A road less travelled for Croatia
St Petersburg: As France and Belgium battled it out in the World Cup semi-finals last night, England and Croatia looked on with interest.
As with every one of these journeys that is transformed by hindsight into a road map, Croatia’s route to the semi-finals is fascinating.
Belgium had set out to not just be world champions, they would be the smallest nation to wear that crown since Uruguay in 1950. It would be a beacon to others, proof that smaller nations can compete with the superpowers, a paradigm of how to make the most of comparatively little.
It is a seductive idea in football. Countries, like club teams, invest millions in identifying, nurturing and coaching young players. They build lavish facilities and fund extensive recruitment programmes and self-flagellate when they do not work.
The concept that a country — especially one, like Belgium, with a population of just 11 million — might have found a way to ensure a constant flow of young talent is a source first of envy, and then inspiration.
As Belgium were crashing out at the group stage 20 years ago, Croatia were on their way to the semi-finals. It was the country’s first trip to the finals as an independent nation; what that team achieved has remained the benchmark for every group of players in its wake.
“We had this famous generation, and now we are close to them,” defender Vedran Corluka said. “We are in the semi-final again, after twenty years. That is something special in our country.”
In many ways, Croatia’s story is even more remarkable than Belgium’s. Croatia has a population of just four million, and many members of their current team grew up during, or in the immediate aftermath of, the bloody, internecine war that accompanied the collapse of the former Yugoslavia. That it has twice come so close in the years since independence is, by any standard, extraordinary.
Yet nobody invites representatives of the Croatian Football Association to explain the secrets of their success; as countries like Spain, Germany, the Netherlands and Italy pick over their various failures at or before this World Cup, none will talk about the need to follow the Croatian model, to find their own Luka Modric and Ivan Rakitic and Mateo Kovacic.
There is a good reason for that: Croatian football is in a state of near-permanent chaos. Two players — Modric, the captain, and Dejan Lovren, a defender — have been accused of perjury in the case of Zdravko Mamic, the former president of the Croatian club Dinamo Zagreb. For years, Mamic ran the country’s football programme as his own personal fief; in June, he was sentenced to 6 1/2 years in prison for embezzlement and tax fraud.

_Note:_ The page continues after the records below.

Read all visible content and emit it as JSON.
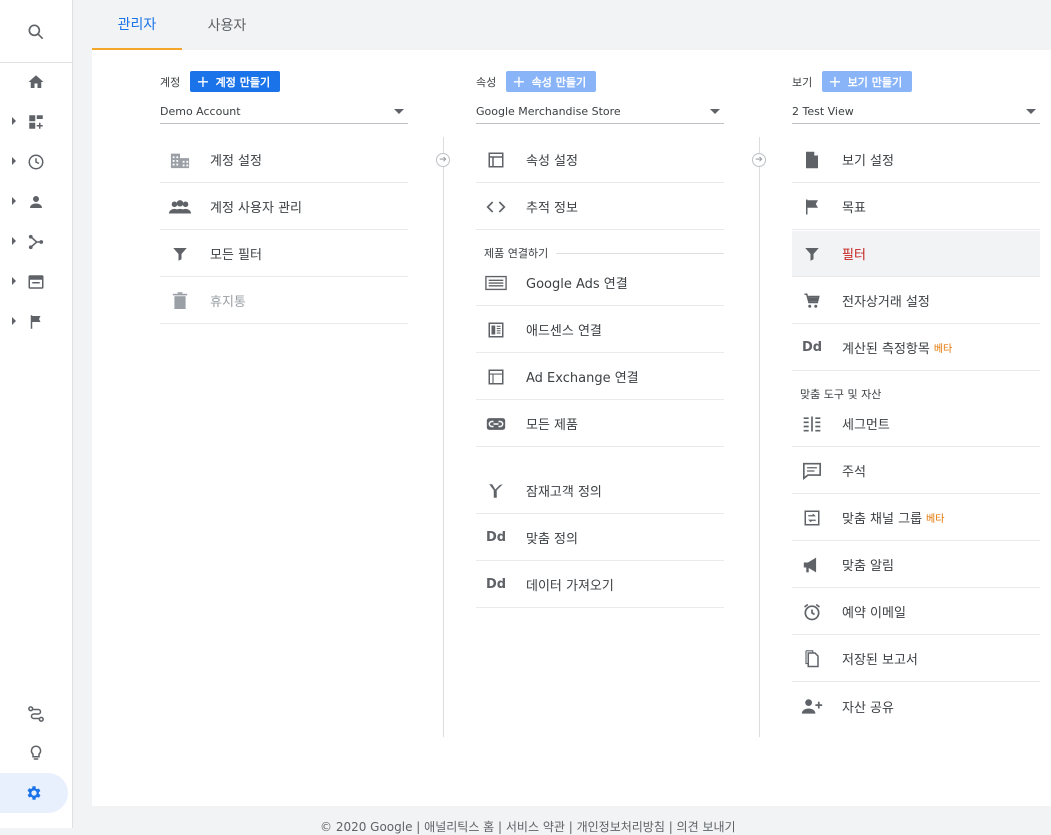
{
  "tabs": {
    "admin": "관리자",
    "user": "사용자"
  },
  "account": {
    "heading": "계정",
    "create_label": "계정 만들기",
    "selected": "Demo Account",
    "items": [
      {
        "label": "계정 설정"
      },
      {
        "label": "계정 사용자 관리"
      },
      {
        "label": "모든 필터"
      },
      {
        "label": "휴지통"
      }
    ]
  },
  "property": {
    "heading": "속성",
    "create_label": "속성 만들기",
    "selected": "Google Merchandise Store",
    "items": [
      {
        "label": "속성 설정"
      },
      {
        "label": "추적 정보"
      }
    ],
    "section_label": "제품 연결하기",
    "linking": [
      {
        "label": "Google Ads 연결"
      },
      {
        "label": "애드센스 연결"
      },
      {
        "label": "Ad Exchange 연결"
      },
      {
        "label": "모든 제품"
      }
    ],
    "extra": [
      {
        "label": "잠재고객 정의"
      },
      {
        "label": "맞춤 정의"
      },
      {
        "label": "데이터 가져오기"
      }
    ]
  },
  "view": {
    "heading": "보기",
    "create_label": "보기 만들기",
    "selected": "2 Test View",
    "items": [
      {
        "label": "보기 설정"
      },
      {
        "label": "목표"
      },
      {
        "label": "필터"
      },
      {
        "label": "전자상거래 설정"
      },
      {
        "label": "계산된 측정항목",
        "badge": "베타"
      }
    ],
    "section_label": "맞춤 도구 및 자산",
    "tools": [
      {
        "label": "세그먼트"
      },
      {
        "label": "주석"
      },
      {
        "label": "맞춤 채널 그룹",
        "badge": "베타"
      },
      {
        "label": "맞춤 알림"
      },
      {
        "label": "예약 이메일"
      },
      {
        "label": "저장된 보고서"
      },
      {
        "label": "자산 공유"
      }
    ]
  },
  "footer": {
    "text": "© 2020 Google | 애널리틱스 홈 | 서비스 약관 | 개인정보처리방침 | 의견 보내기"
  },
  "colors": {
    "accent": "#1a73e8",
    "tab_underline": "#f4a62a",
    "beta": "#e37400",
    "active_filter": "#c5221f"
  }
}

The country’s clubs exist hand-to-mouth: Hajduk Split, one of the traditional giants, has twice come close to bankruptcy; Dinamo’s business model, under Mamic, was to use the Champions League as a stage on which to advertise its young players before selling them off to the highest bidder.
Croatia’s place in the World Cup semi-finals is not the natural conclusion of an intelligent, long-term project.
For those tasked with finding a way to consistently produce outstanding young players, it is much more difficult to put the same question to Croatia. What can be taken from the Croatian model? That sometimes exceptionally gifted players emerge because of the challenges they face, not despite them; that truly transcendent talent, like that of Modric, does not require immaculate training fields or a perfectly plotted development pathway to shine; that, sometimes, there is no order in the chaos.
Besides, there is perhaps a greater truth in Croatia’s origin myth than there is in Belgium’s. Belgium’s Kevin De Bruyne was unlikely to win many friends at his country’s association when he offered his own explanation for how this generation came together: “Because we were given the chance to play in other countries,” he said.